Renewed clashes broke out in Bahrain overnight between hundreds of anti-government protesters and police just a few hours before a Formula One race.
Police fired tear gas and stun grenades at Shia protesters who responded by hurling rocks and fire bombs while chanting "Down with Hamad," in reference to the country's Sunni King, witnesses said.
The race got under way as scheduled at 1pm.
Demonstrators also called for the release of prominent Shia activist Abdulhadi al-Khawaja, who has been on hunger strike since early February and whose deteriorating health has raised fears he may die in prison.
In a message posted on Twitter, Bahrain's interior ministry said that Mr Khawaja was in "good health" and would meet Denmark's ambassador today.
Mr Khawaja is a dual citizen of Bahrain and Denmark.
Security around Bahrain's Shia villages was heavy late Saturday, in anticipation of demonstrations called for by the 14 February Youth Movement, who have boycotted the race and pledged "three days of rage" to coincide with the Grand Prix event.
The Sakhir circuit was under a total lockdown, but witnesses said protesters were briefly able to block some roads leading to the track, setting tyres and garbage on fire.
In some Shia villages, including Malkiya, Karzakan, Sadad and Damistan, protesters carried banners that read "No to the formula of blood," a key campaign slogan of the 14 February movement.

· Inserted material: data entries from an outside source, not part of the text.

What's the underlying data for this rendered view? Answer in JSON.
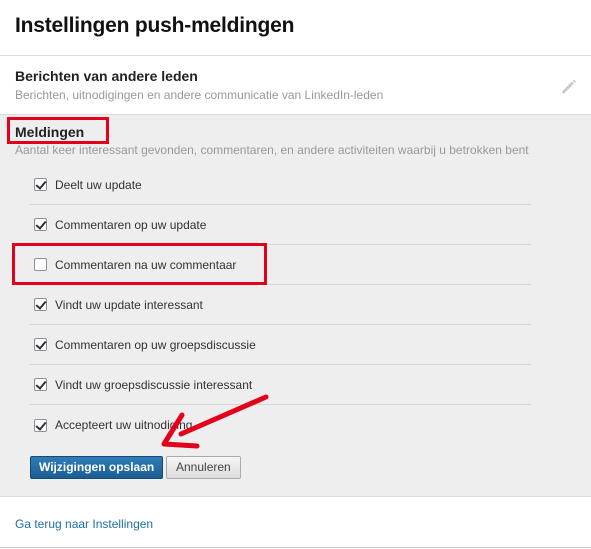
{
  "page": {
    "title": "Instellingen push-meldingen"
  },
  "members_section": {
    "title": "Berichten van andere leden",
    "description": "Berichten, uitnodigingen en andere communicatie van LinkedIn-leden",
    "edit_icon": "pencil-icon"
  },
  "notifications_section": {
    "title": "Meldingen",
    "description": "Aantal keer interessant gevonden, commentaren, en andere activiteiten waarbij u betrokken bent",
    "options": [
      {
        "label": "Deelt uw update",
        "checked": true
      },
      {
        "label": "Commentaren op uw update",
        "checked": true
      },
      {
        "label": "Commentaren na uw commentaar",
        "checked": false
      },
      {
        "label": "Vindt uw update interessant",
        "checked": true
      },
      {
        "label": "Commentaren op uw groepsdiscussie",
        "checked": true
      },
      {
        "label": "Vindt uw groepsdiscussie interessant",
        "checked": true
      },
      {
        "label": "Accepteert uw uitnodiging",
        "checked": true
      }
    ],
    "save_label": "Wijzigingen opslaan",
    "cancel_label": "Annuleren"
  },
  "footer": {
    "back_link": "Ga terug naar Instellingen"
  },
  "colors": {
    "highlight": "#e3001b",
    "primary_button": "#1b5d91",
    "link": "#1e6ea6",
    "section_background": "#eeeeee"
  }
}
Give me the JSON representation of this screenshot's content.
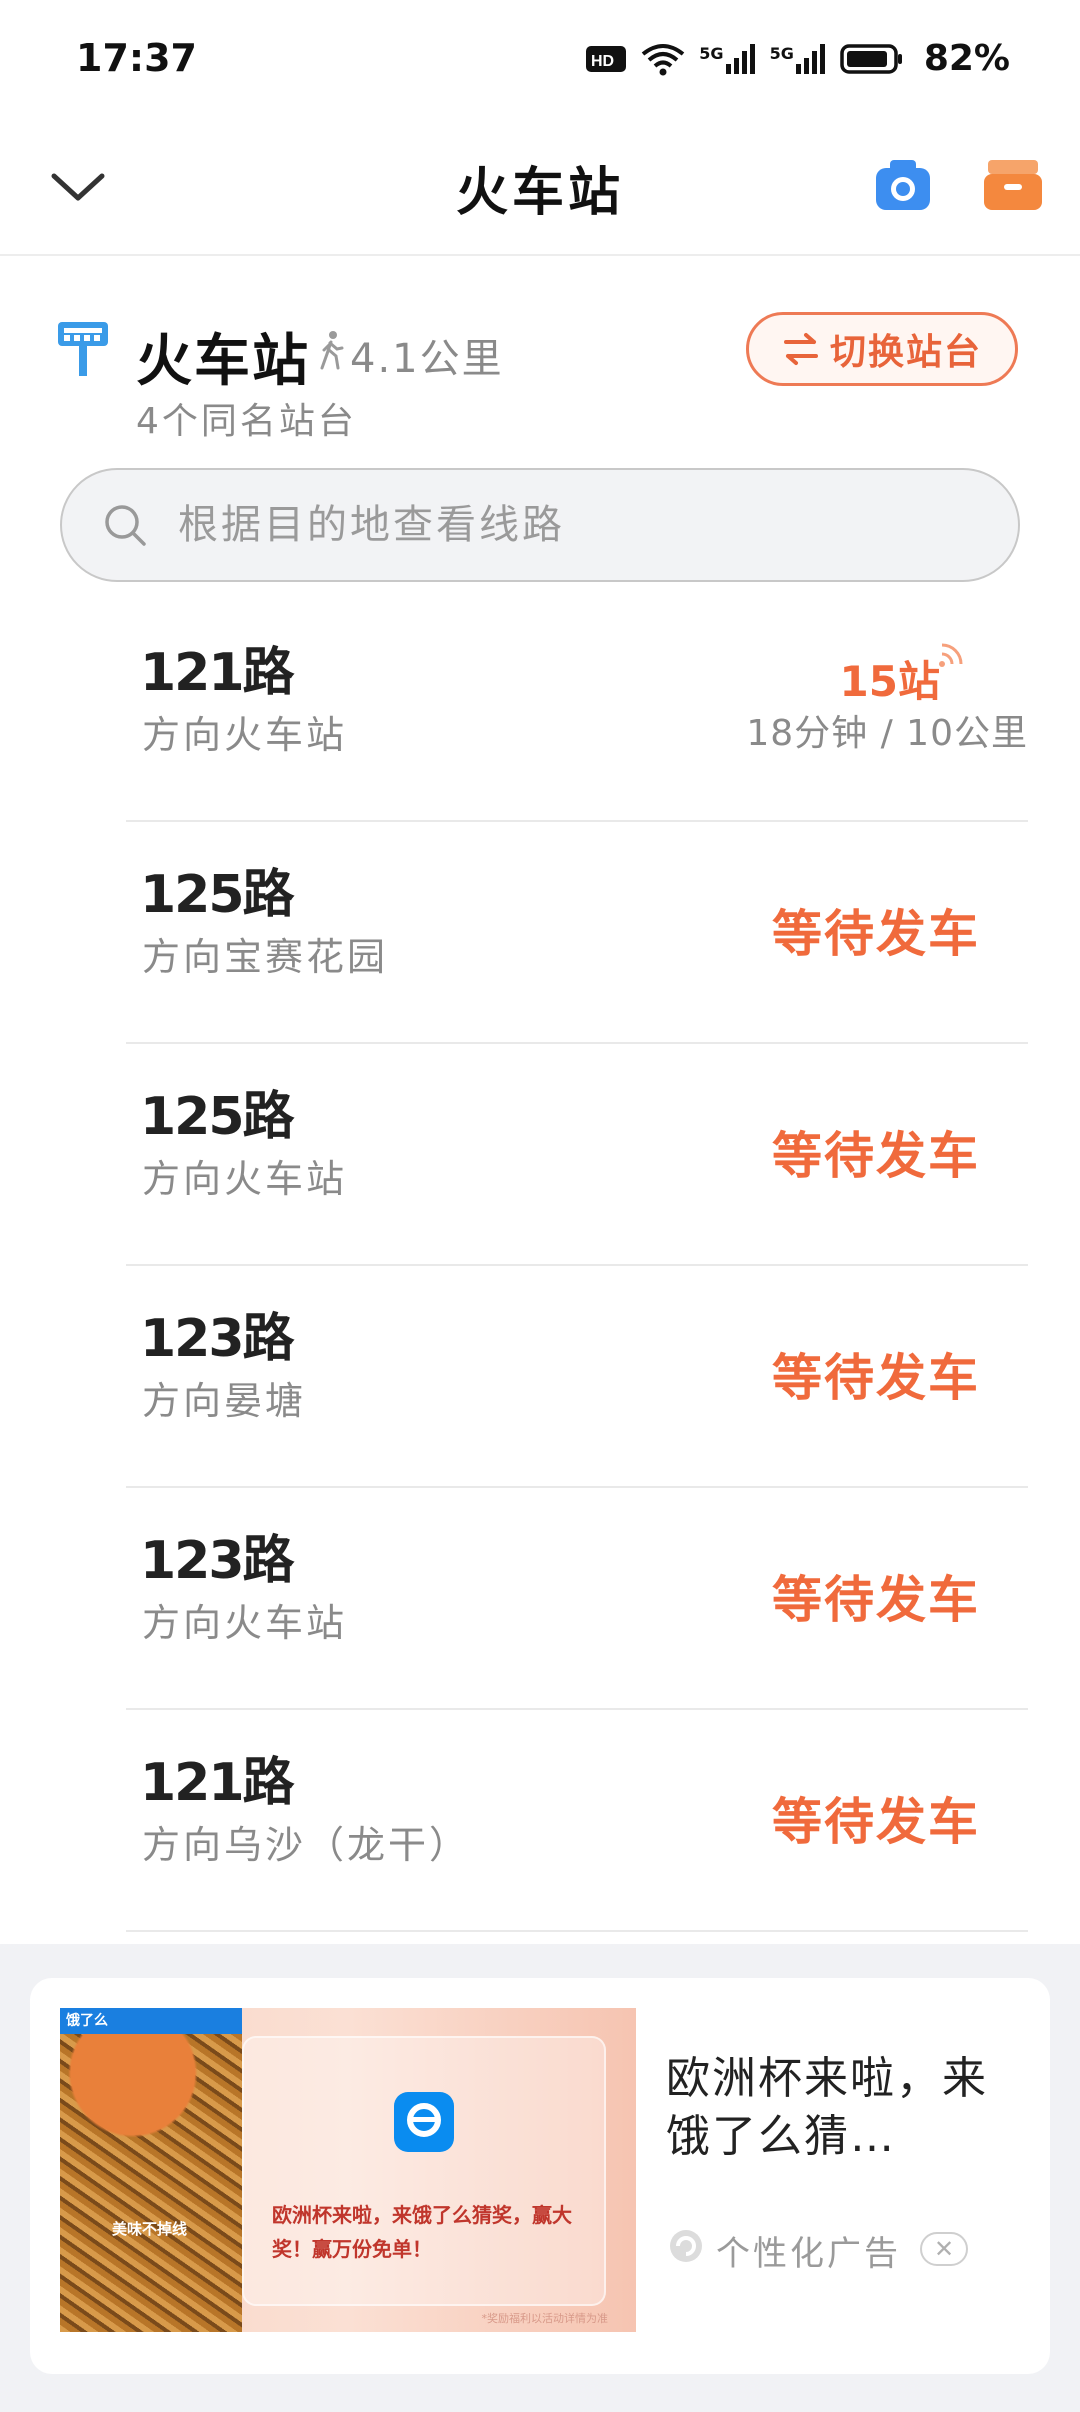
{
  "status_bar": {
    "time": "17:37",
    "network_1": "5G",
    "network_2": "5G",
    "battery": "82%"
  },
  "header": {
    "title": "火车站"
  },
  "station": {
    "name": "火车站",
    "distance": "4.1公里",
    "platforms": "4个同名站台",
    "switch_label": "切换站台"
  },
  "search": {
    "placeholder": "根据目的地查看线路"
  },
  "routes": [
    {
      "name": "121路",
      "direction": "方向火车站",
      "stops": "15站",
      "eta": "18分钟 / 10公里"
    },
    {
      "name": "125路",
      "direction": "方向宝赛花园",
      "status": "等待发车"
    },
    {
      "name": "125路",
      "direction": "方向火车站",
      "status": "等待发车"
    },
    {
      "name": "123路",
      "direction": "方向晏塘",
      "status": "等待发车"
    },
    {
      "name": "123路",
      "direction": "方向火车站",
      "status": "等待发车"
    },
    {
      "name": "121路",
      "direction": "方向乌沙（龙干）",
      "status": "等待发车"
    }
  ],
  "ad": {
    "title": "欧洲杯来啦，来饿了么猜…",
    "image_text": "欧洲杯来啦，来饿了么猜奖，赢大奖！赢万份免单！",
    "image_caption": "美味不掉线",
    "image_logo": "饿了么",
    "image_fineprint": "*奖励福利以活动详情为准",
    "label": "个性化广告",
    "close": "✕"
  },
  "colors": {
    "accent": "#f06a3c",
    "station_icon": "#3a9be8",
    "camera_icon": "#3d8ef0",
    "inbox_icon": "#f4883e"
  },
  "icons": {
    "back": "chevron-down-icon",
    "camera": "camera-icon",
    "inbox": "inbox-icon",
    "station": "bus-stop-icon",
    "walk": "walk-icon",
    "switch": "swap-icon",
    "search": "search-icon",
    "live": "realtime-signal-icon"
  }
}
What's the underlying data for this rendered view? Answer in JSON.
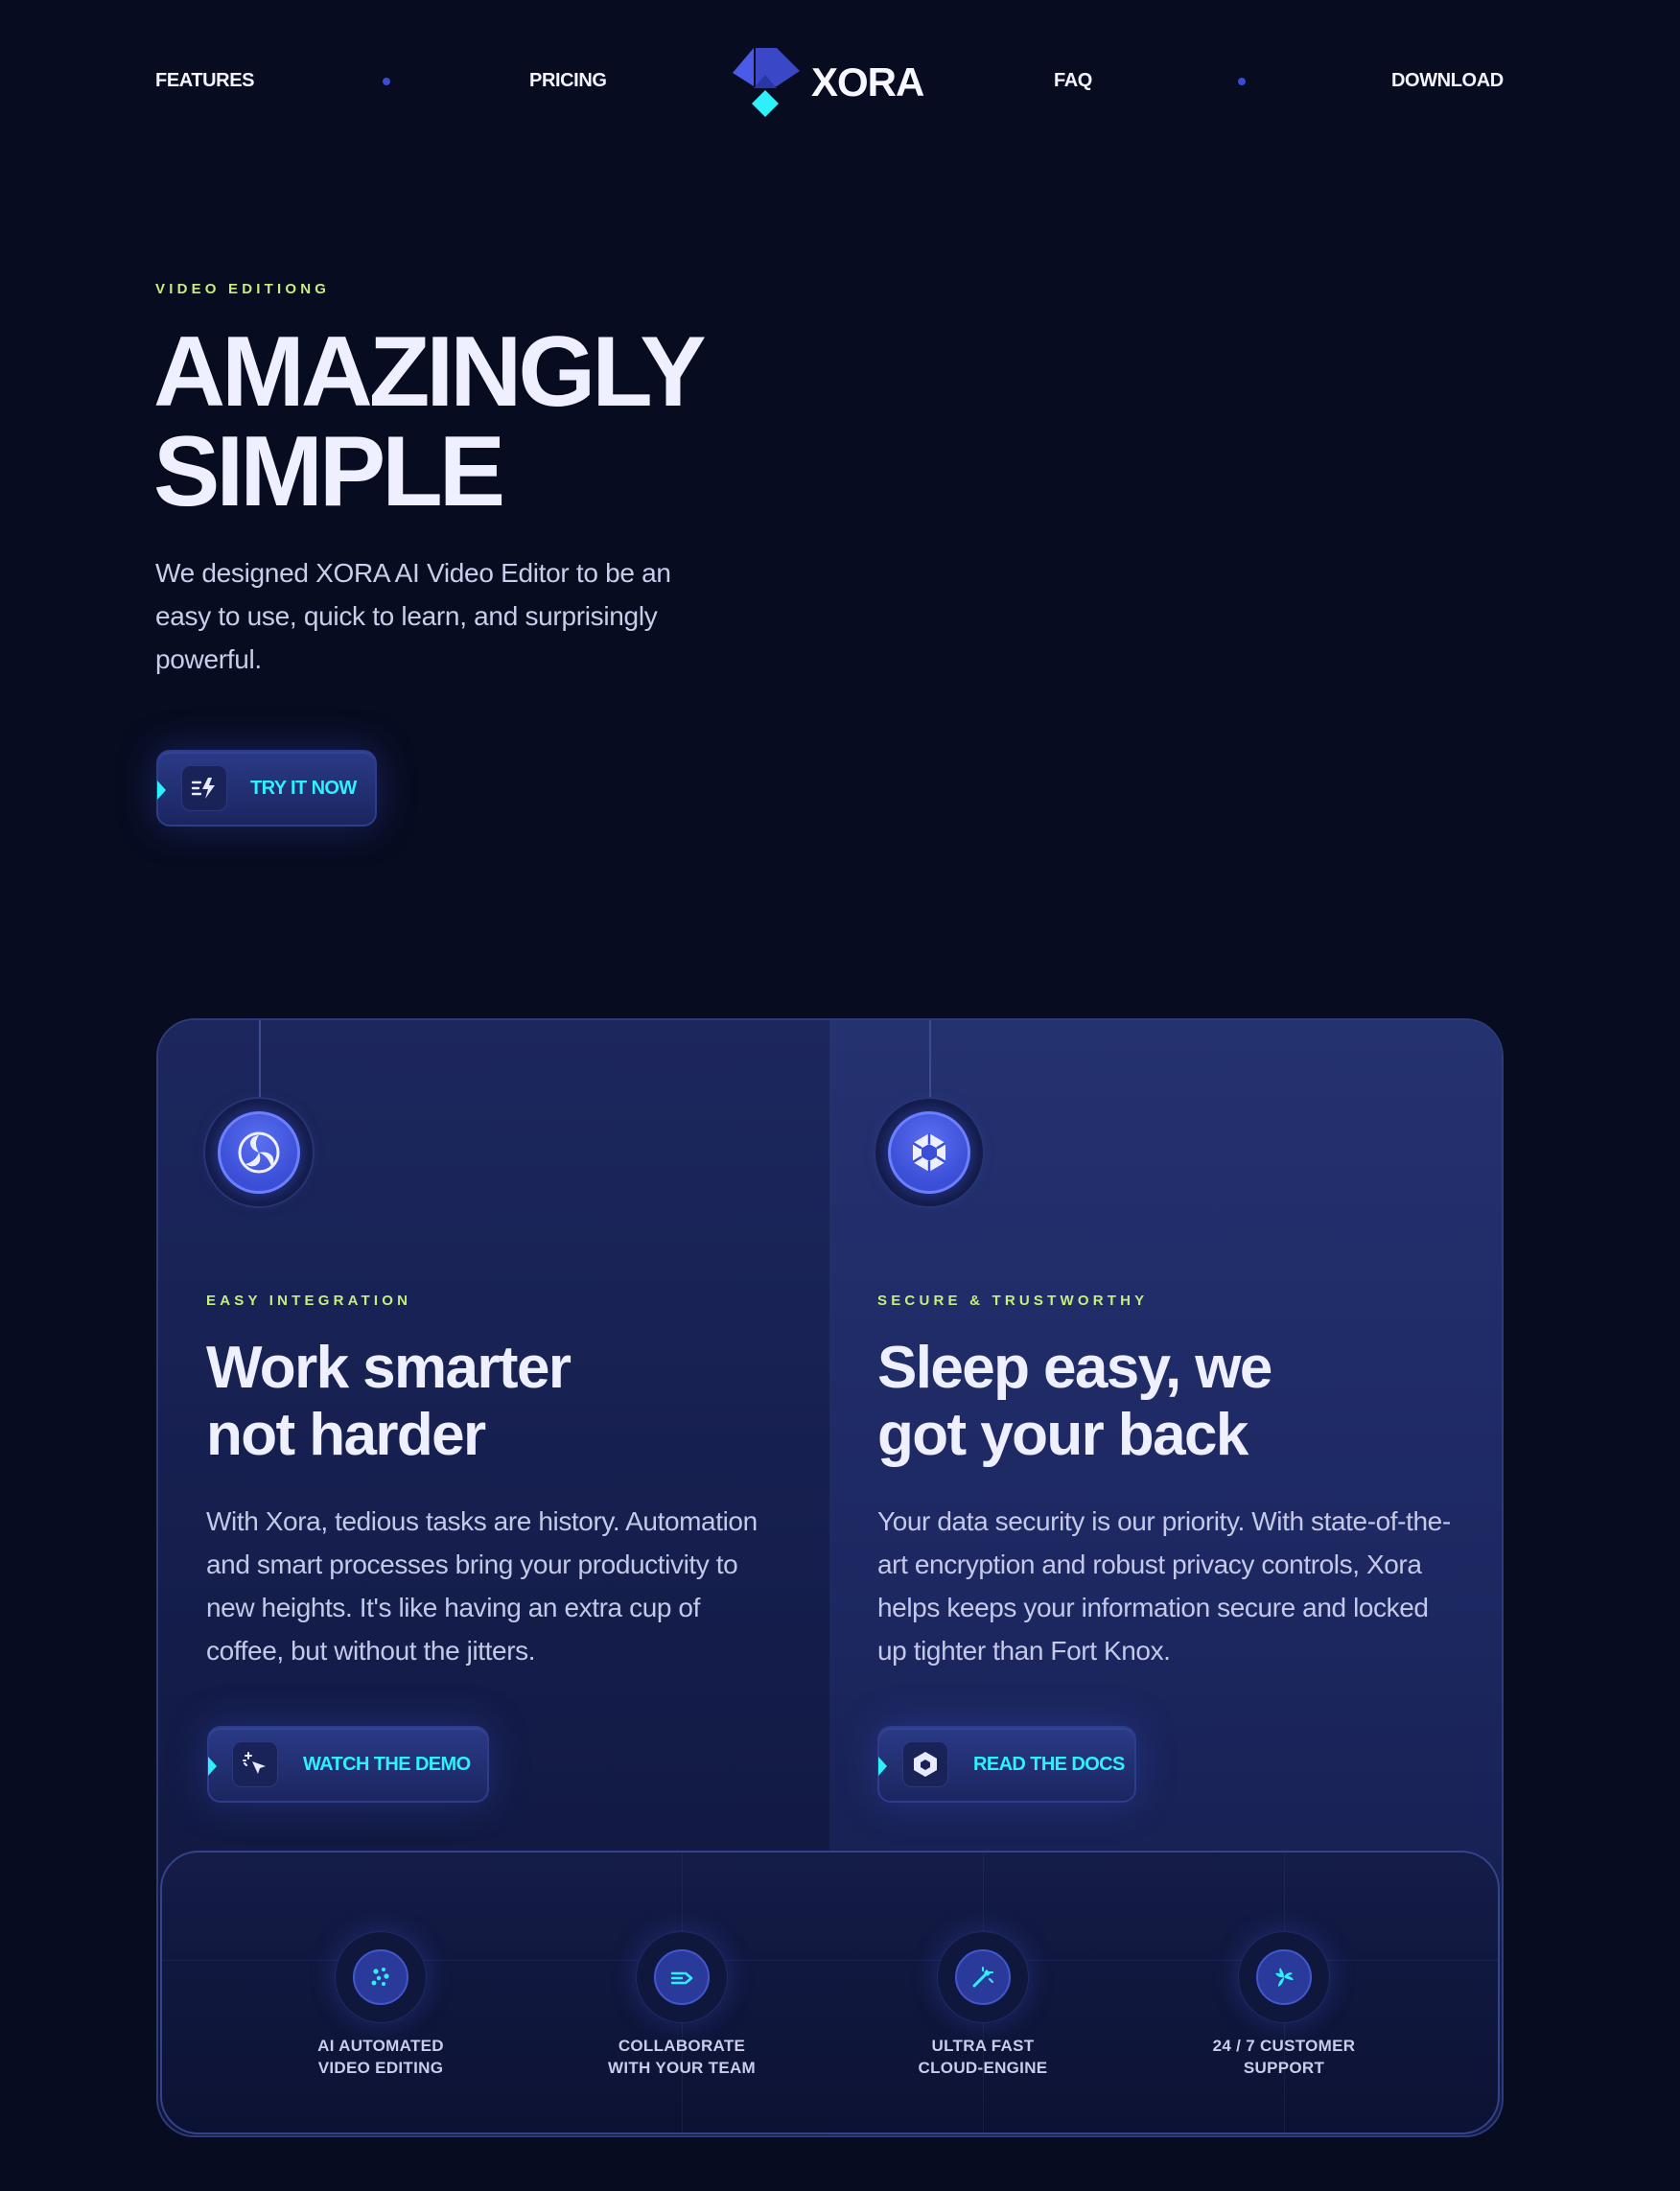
{
  "nav": {
    "links": [
      "Features",
      "Pricing",
      "FAQ",
      "Download"
    ],
    "logo_text": "XORA"
  },
  "hero": {
    "eyebrow": "Video Editiong",
    "title_lines": [
      "Amazingly",
      "Simple"
    ],
    "description": "We designed XORA AI Video Editor to be an easy to use, quick to learn, and surprisingly powerful.",
    "cta_label": "Try it now",
    "cta_icon": "zap-icon"
  },
  "features": [
    {
      "eyebrow": "Easy integration",
      "title_lines": [
        "Work smarter",
        "not harder"
      ],
      "text": "With Xora, tedious tasks are history. Automation and smart processes bring your productivity to new heights. It's like having an extra cup of coffee, but without the jitters.",
      "button_label": "Watch the demo",
      "icon": "swirl-icon",
      "button_icon": "magic-cursor-icon"
    },
    {
      "eyebrow": "Secure & Trustworthy",
      "title_lines": [
        "Sleep easy, we",
        "got your back"
      ],
      "text": "Your data security is our priority. With state-of-the-art encryption and robust privacy controls, Xora helps keeps your information secure and locked up tighter than Fort Knox.",
      "button_label": "Read the docs",
      "icon": "shield-hex-icon",
      "button_icon": "docs-hex-icon"
    }
  ],
  "details": [
    {
      "line1": "AI automated",
      "line2": "video editing",
      "icon": "ai-sparkle-icon"
    },
    {
      "line1": "Collaborate",
      "line2": "with your team",
      "icon": "collaborate-arrows-icon"
    },
    {
      "line1": "Ultra fast",
      "line2": "cloud-engine",
      "icon": "rocket-wand-icon"
    },
    {
      "line1": "24 / 7 customer",
      "line2": "support",
      "icon": "support-spin-icon"
    }
  ],
  "colors": {
    "background": "#080c21",
    "accent_cyan": "#2ff0ff",
    "accent_lime": "#c7ed80",
    "accent_blue": "#3a4ed6"
  }
}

In the capital Manama, meanwhile, police prevented planned protests at a central market, residents and witnesses said.
The latest clashes come a day after a protester was found dead in the Shia village of Shakhura, where the opposition Al-Wefaq movement said security forces on Friday night "attacked peaceful protesters, brutally beating some of them with various tools and weapons."
The interior ministry said an investigation was under way into the death of 36-year-old Salah Abbas Habib, which was being treated as a murder.
Shia-led protests have intensified in Bahrain, site of a deadly month-long uprising that was crushed last year, but the kingdom's rulers have insisted the race go ahead as schedule.